§ Data records for software interfaces:
BEGIN

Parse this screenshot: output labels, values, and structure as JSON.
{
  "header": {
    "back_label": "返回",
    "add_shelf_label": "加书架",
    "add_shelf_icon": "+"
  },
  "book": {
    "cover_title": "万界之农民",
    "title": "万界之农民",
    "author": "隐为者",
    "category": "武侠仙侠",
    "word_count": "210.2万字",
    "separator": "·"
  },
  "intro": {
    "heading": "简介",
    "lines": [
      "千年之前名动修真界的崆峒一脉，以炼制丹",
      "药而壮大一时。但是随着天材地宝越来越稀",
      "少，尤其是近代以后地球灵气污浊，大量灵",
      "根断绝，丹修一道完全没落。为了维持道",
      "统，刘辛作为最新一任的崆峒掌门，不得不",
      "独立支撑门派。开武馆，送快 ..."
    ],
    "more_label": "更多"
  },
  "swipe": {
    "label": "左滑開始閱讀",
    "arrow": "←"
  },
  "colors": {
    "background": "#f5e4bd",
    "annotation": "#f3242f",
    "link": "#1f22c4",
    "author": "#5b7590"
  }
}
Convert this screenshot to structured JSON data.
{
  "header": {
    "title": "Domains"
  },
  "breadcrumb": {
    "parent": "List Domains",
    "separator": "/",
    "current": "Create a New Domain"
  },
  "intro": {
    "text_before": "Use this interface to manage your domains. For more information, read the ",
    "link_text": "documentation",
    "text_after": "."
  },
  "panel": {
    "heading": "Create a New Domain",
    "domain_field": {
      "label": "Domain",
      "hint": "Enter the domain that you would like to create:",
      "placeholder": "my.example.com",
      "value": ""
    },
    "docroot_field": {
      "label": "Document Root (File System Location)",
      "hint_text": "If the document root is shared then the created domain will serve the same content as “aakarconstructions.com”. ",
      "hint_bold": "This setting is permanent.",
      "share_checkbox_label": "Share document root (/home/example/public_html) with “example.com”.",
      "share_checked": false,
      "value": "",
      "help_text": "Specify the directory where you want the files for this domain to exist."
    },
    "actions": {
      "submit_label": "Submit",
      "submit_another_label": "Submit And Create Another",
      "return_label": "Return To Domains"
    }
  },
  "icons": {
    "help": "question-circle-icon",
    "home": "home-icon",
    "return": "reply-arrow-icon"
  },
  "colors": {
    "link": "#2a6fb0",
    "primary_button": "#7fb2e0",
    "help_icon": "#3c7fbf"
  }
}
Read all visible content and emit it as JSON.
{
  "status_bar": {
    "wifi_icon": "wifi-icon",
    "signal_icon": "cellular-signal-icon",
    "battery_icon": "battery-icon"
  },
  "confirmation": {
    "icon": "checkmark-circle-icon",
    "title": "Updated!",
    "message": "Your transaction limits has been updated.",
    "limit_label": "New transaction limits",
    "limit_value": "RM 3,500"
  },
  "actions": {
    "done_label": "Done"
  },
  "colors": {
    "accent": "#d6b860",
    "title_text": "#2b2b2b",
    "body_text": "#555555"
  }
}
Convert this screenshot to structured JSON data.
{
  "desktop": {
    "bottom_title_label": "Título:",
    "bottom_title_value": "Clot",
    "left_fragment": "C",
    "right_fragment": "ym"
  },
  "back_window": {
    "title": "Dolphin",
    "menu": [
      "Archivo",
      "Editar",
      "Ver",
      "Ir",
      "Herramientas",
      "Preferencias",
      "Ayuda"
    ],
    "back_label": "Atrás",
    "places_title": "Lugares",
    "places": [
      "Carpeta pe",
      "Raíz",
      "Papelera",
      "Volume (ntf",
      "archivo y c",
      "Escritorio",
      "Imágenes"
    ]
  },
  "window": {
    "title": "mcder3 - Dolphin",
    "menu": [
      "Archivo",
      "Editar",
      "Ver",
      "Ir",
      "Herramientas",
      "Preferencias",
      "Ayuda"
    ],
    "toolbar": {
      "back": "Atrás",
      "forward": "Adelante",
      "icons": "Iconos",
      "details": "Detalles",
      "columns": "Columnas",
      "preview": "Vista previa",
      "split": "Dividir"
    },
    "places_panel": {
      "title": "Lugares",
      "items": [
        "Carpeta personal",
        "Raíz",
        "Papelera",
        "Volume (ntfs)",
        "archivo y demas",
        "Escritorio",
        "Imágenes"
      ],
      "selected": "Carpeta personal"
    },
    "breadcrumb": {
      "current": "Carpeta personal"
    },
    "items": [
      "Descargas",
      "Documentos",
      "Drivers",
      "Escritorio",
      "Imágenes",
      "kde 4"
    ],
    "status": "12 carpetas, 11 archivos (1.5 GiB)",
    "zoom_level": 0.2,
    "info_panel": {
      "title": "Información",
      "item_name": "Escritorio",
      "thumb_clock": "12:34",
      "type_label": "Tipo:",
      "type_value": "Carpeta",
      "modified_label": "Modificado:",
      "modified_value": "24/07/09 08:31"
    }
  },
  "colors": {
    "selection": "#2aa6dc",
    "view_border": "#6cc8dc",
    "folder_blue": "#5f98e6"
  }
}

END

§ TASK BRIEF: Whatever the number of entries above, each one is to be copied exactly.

§ RESPONSE TO THIS EXERCISE:
Parse this screenshot: output labels, values, and structure as JSON.
{
  "header": {
    "back_label": "返回",
    "add_shelf_label": "加书架",
    "add_shelf_icon": "+"
  },
  "book": {
    "cover_title": "万界之农民",
    "title": "万界之农民",
    "author": "隐为者",
    "category": "武侠仙侠",
    "word_count": "210.2万字",
    "separator": "·"
  },
  "intro": {
    "heading": "简介",
    "lines": [
      "千年之前名动修真界的崆峒一脉，以炼制丹",
      "药而壮大一时。但是随着天材地宝越来越稀",
      "少，尤其是近代以后地球灵气污浊，大量灵",
      "根断绝，丹修一道完全没落。为了维持道",
      "统，刘辛作为最新一任的崆峒掌门，不得不",
      "独立支撑门派。开武馆，送快 ..."
    ],
    "more_label": "更多"
  },
  "swipe": {
    "label": "左滑開始閱讀",
    "arrow": "←"
  },
  "colors": {
    "background": "#f5e4bd",
    "annotation": "#f3242f",
    "link": "#1f22c4",
    "author": "#5b7590"
  }
}
Convert this screenshot to structured JSON data.
{
  "header": {
    "title": "Domains"
  },
  "breadcrumb": {
    "parent": "List Domains",
    "separator": "/",
    "current": "Create a New Domain"
  },
  "intro": {
    "text_before": "Use this interface to manage your domains. For more information, read the ",
    "link_text": "documentation",
    "text_after": "."
  },
  "panel": {
    "heading": "Create a New Domain",
    "domain_field": {
      "label": "Domain",
      "hint": "Enter the domain that you would like to create:",
      "placeholder": "my.example.com",
      "value": ""
    },
    "docroot_field": {
      "label": "Document Root (File System Location)",
      "hint_text": "If the document root is shared then the created domain will serve the same content as “aakarconstructions.com”. ",
      "hint_bold": "This setting is permanent.",
      "share_checkbox_label": "Share document root (/home/example/public_html) with “example.com”.",
      "share_checked": false,
      "value": "",
      "help_text": "Specify the directory where you want the files for this domain to exist."
    },
    "actions": {
      "submit_label": "Submit",
      "submit_another_label": "Submit And Create Another",
      "return_label": "Return To Domains"
    }
  },
  "icons": {
    "help": "question-circle-icon",
    "home": "home-icon",
    "return": "reply-arrow-icon"
  },
  "colors": {
    "link": "#2a6fb0",
    "primary_button": "#7fb2e0",
    "help_icon": "#3c7fbf"
  }
}
Read all visible content and emit it as JSON.
{
  "status_bar": {
    "wifi_icon": "wifi-icon",
    "signal_icon": "cellular-signal-icon",
    "battery_icon": "battery-icon"
  },
  "confirmation": {
    "icon": "checkmark-circle-icon",
    "title": "Updated!",
    "message": "Your transaction limits has been updated.",
    "limit_label": "New transaction limits",
    "limit_value": "RM 3,500"
  },
  "actions": {
    "done_label": "Done"
  },
  "colors": {
    "accent": "#d6b860",
    "title_text": "#2b2b2b",
    "body_text": "#555555"
  }
}
Convert this screenshot to structured JSON data.
{
  "desktop": {
    "bottom_title_label": "Título:",
    "bottom_title_value": "Clot",
    "left_fragment": "C",
    "right_fragment": "ym"
  },
  "back_window": {
    "title": "Dolphin",
    "menu": [
      "Archivo",
      "Editar",
      "Ver",
      "Ir",
      "Herramientas",
      "Preferencias",
      "Ayuda"
    ],
    "back_label": "Atrás",
    "places_title": "Lugares",
    "places": [
      "Carpeta pe",
      "Raíz",
      "Papelera",
      "Volume (ntf",
      "archivo y c",
      "Escritorio",
      "Imágenes"
    ]
  },
  "window": {
    "title": "mcder3 - Dolphin",
    "menu": [
      "Archivo",
      "Editar",
      "Ver",
      "Ir",
      "Herramientas",
      "Preferencias",
      "Ayuda"
    ],
    "toolbar": {
      "back": "Atrás",
      "forward": "Adelante",
      "icons": "Iconos",
      "details": "Detalles",
      "columns": "Columnas",
      "preview": "Vista previa",
      "split": "Dividir"
    },
    "places_panel": {
      "title": "Lugares",
      "items": [
        "Carpeta personal",
        "Raíz",
        "Papelera",
        "Volume (ntfs)",
        "archivo y demas",
        "Escritorio",
        "Imágenes"
      ],
      "selected": "Carpeta personal"
    },
    "breadcrumb": {
      "current": "Carpeta personal"
    },
    "items": [
      "Descargas",
      "Documentos",
      "Drivers",
      "Escritorio",
      "Imágenes",
      "kde 4"
    ],
    "status": "12 carpetas, 11 archivos (1.5 GiB)",
    "zoom_level": 0.2,
    "info_panel": {
      "title": "Información",
      "item_name": "Escritorio",
      "thumb_clock": "12:34",
      "type_label": "Tipo:",
      "type_value": "Carpeta",
      "modified_label": "Modificado:",
      "modified_value": "24/07/09 08:31"
    }
  },
  "colors": {
    "selection": "#2aa6dc",
    "view_border": "#6cc8dc",
    "folder_blue": "#5f98e6"
  }
}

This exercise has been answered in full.